prosperity of modern China's urban elite has
always come at the expense of rural peasants,
who shared little of the gains associated with
rising productivity in manufacturing and ser
vices. As a result, the difference between rural
and urban living standards has always been
course, the collapse of the medical coopera
tives only added to the sense that rural areas
had been left behind.
Before the economic reforms, urban workers
weren't paid much, but they got a lot of ser
were subject to market pressures and had to
compete with private companies, all bets
just how hollow the health care system had be
come. And in 2005, Beijing officially acknowl
edged that the system was beyond repair.
Health care was once again declared a funda
mental responsibility of the state, and the cen
tral government embarked on the grand proj
ect of restoring universal access now for a
population of 1.3 billion.
started in 2002, with local governments again
put in charge. But this time around, local ad
ministrators knew that health care was a cen
tral government priority. In 2003, only 9.5
percent rural residents were covered by
NRCMS. Five years later, the figure had
reached 91 percent.
gradually from there, with households, local
governments and Beijing sharing the cost.
Primary Medical Insurance, the equivalent of
the NRCMS for urban residents, was re
launched in pilot programs in 2007.

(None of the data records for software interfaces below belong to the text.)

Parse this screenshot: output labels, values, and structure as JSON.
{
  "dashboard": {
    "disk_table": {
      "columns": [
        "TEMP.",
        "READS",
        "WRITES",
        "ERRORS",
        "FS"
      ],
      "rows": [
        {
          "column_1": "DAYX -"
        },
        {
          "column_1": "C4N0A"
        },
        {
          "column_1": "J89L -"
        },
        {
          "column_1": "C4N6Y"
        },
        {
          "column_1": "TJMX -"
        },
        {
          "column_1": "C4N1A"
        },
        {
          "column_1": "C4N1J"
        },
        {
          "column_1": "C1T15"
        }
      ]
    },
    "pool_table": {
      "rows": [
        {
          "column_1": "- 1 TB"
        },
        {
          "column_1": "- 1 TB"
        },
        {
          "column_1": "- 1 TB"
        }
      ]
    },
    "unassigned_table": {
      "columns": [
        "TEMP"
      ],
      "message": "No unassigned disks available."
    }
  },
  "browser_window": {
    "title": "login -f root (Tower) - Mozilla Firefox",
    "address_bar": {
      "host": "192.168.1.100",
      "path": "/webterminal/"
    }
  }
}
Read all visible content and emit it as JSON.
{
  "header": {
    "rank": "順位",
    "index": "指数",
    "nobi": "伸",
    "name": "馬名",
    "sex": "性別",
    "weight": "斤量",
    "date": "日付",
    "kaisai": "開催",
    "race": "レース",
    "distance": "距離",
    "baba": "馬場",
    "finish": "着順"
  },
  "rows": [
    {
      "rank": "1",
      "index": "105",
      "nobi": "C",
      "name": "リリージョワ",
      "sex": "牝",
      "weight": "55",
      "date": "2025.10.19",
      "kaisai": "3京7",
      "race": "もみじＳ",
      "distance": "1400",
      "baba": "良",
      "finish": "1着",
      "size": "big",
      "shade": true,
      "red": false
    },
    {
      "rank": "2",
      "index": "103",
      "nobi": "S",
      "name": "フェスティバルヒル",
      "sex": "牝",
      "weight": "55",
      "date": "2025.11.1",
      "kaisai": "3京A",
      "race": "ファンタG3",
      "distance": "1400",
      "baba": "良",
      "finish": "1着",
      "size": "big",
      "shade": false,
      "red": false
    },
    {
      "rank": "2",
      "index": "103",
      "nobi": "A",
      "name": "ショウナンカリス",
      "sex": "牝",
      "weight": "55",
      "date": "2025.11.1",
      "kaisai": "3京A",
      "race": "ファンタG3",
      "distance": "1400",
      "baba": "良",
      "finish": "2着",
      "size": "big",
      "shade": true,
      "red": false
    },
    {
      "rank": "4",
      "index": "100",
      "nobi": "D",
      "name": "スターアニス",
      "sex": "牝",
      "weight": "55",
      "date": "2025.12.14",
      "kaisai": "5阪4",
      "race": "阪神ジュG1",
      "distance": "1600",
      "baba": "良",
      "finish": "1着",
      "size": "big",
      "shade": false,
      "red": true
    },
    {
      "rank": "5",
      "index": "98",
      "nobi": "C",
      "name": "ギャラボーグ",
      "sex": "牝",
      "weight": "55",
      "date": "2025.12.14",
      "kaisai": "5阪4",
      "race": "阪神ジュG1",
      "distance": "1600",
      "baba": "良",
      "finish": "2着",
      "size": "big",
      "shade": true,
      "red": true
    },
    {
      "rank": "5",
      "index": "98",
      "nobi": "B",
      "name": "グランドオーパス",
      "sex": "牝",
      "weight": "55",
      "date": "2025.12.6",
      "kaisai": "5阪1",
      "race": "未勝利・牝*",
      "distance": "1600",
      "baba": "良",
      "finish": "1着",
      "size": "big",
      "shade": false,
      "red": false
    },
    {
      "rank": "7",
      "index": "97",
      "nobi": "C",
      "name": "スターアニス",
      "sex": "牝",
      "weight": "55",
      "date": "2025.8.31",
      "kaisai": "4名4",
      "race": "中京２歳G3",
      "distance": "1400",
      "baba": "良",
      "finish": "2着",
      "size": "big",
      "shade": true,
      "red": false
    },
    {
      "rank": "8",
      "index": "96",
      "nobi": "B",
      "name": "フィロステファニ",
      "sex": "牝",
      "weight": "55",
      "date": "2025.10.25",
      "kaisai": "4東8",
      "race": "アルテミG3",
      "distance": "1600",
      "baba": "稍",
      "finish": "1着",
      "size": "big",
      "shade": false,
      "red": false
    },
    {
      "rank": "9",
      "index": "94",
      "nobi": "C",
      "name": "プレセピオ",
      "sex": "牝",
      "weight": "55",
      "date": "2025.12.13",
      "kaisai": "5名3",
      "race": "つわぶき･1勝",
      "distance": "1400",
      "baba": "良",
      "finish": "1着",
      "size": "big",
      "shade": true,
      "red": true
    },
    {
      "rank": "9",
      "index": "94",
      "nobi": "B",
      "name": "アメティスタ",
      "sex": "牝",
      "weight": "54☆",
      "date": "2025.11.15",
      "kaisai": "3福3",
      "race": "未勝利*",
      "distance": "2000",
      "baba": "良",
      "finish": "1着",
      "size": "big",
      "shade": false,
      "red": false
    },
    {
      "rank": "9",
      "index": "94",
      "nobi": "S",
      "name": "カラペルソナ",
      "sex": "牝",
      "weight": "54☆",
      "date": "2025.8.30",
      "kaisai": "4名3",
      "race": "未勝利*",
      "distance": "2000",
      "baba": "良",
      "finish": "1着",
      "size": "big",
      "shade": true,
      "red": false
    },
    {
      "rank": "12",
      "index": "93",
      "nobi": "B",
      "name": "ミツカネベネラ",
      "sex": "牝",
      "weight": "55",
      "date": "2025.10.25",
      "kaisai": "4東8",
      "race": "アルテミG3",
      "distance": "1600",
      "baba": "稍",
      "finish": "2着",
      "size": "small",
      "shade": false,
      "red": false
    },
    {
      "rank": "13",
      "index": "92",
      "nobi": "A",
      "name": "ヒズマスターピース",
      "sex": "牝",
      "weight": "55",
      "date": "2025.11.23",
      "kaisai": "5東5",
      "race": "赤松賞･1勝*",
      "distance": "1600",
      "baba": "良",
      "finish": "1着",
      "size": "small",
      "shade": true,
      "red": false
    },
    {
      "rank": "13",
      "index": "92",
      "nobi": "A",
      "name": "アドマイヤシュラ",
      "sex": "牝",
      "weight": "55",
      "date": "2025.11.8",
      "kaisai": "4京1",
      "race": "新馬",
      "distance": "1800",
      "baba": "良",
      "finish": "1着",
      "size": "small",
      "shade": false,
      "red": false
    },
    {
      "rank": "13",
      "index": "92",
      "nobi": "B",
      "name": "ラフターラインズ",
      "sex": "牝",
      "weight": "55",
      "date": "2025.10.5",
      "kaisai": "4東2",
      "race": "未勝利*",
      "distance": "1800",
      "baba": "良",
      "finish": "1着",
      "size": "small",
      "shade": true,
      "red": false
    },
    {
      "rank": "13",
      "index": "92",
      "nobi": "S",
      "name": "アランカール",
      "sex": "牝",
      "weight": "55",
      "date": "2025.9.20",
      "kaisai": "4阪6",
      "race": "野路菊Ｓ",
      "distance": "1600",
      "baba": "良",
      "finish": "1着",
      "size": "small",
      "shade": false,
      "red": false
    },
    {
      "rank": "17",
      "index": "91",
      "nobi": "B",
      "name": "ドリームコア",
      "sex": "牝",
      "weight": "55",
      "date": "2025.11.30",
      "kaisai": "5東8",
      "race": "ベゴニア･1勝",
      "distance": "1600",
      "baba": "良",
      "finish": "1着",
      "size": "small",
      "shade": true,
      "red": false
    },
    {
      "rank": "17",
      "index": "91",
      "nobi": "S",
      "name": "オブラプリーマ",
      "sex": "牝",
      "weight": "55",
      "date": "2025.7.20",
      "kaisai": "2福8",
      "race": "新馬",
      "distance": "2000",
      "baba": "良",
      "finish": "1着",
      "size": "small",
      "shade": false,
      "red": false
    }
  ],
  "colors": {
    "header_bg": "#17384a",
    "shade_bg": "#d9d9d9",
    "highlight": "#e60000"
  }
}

While the principle of governmentsponsored
universal health care is now back in place, the
out. For example, it is unclear how insurees
will make premium payments or receive reim
bursement for outlays: China lacks the infra
structure a wellfunctioning tax system, an
electronic payment system with wide cover
age, or even a reliable postal system to make
pecially those in remote areas, has yet to be
tested. In the 1970s, when China was a wretch
edly poor nation, even minimal services went
a long way toward improving the quality of
life. Today, China faces the subtler problems
of deciding the breadth of services and level
of subsidies that should be offered to those
who can't afford to pay.
cess to health care a far more conservative
principle than say, equality of health out
comes or equality of expenditures. Even so,
hollow the health care
system had become.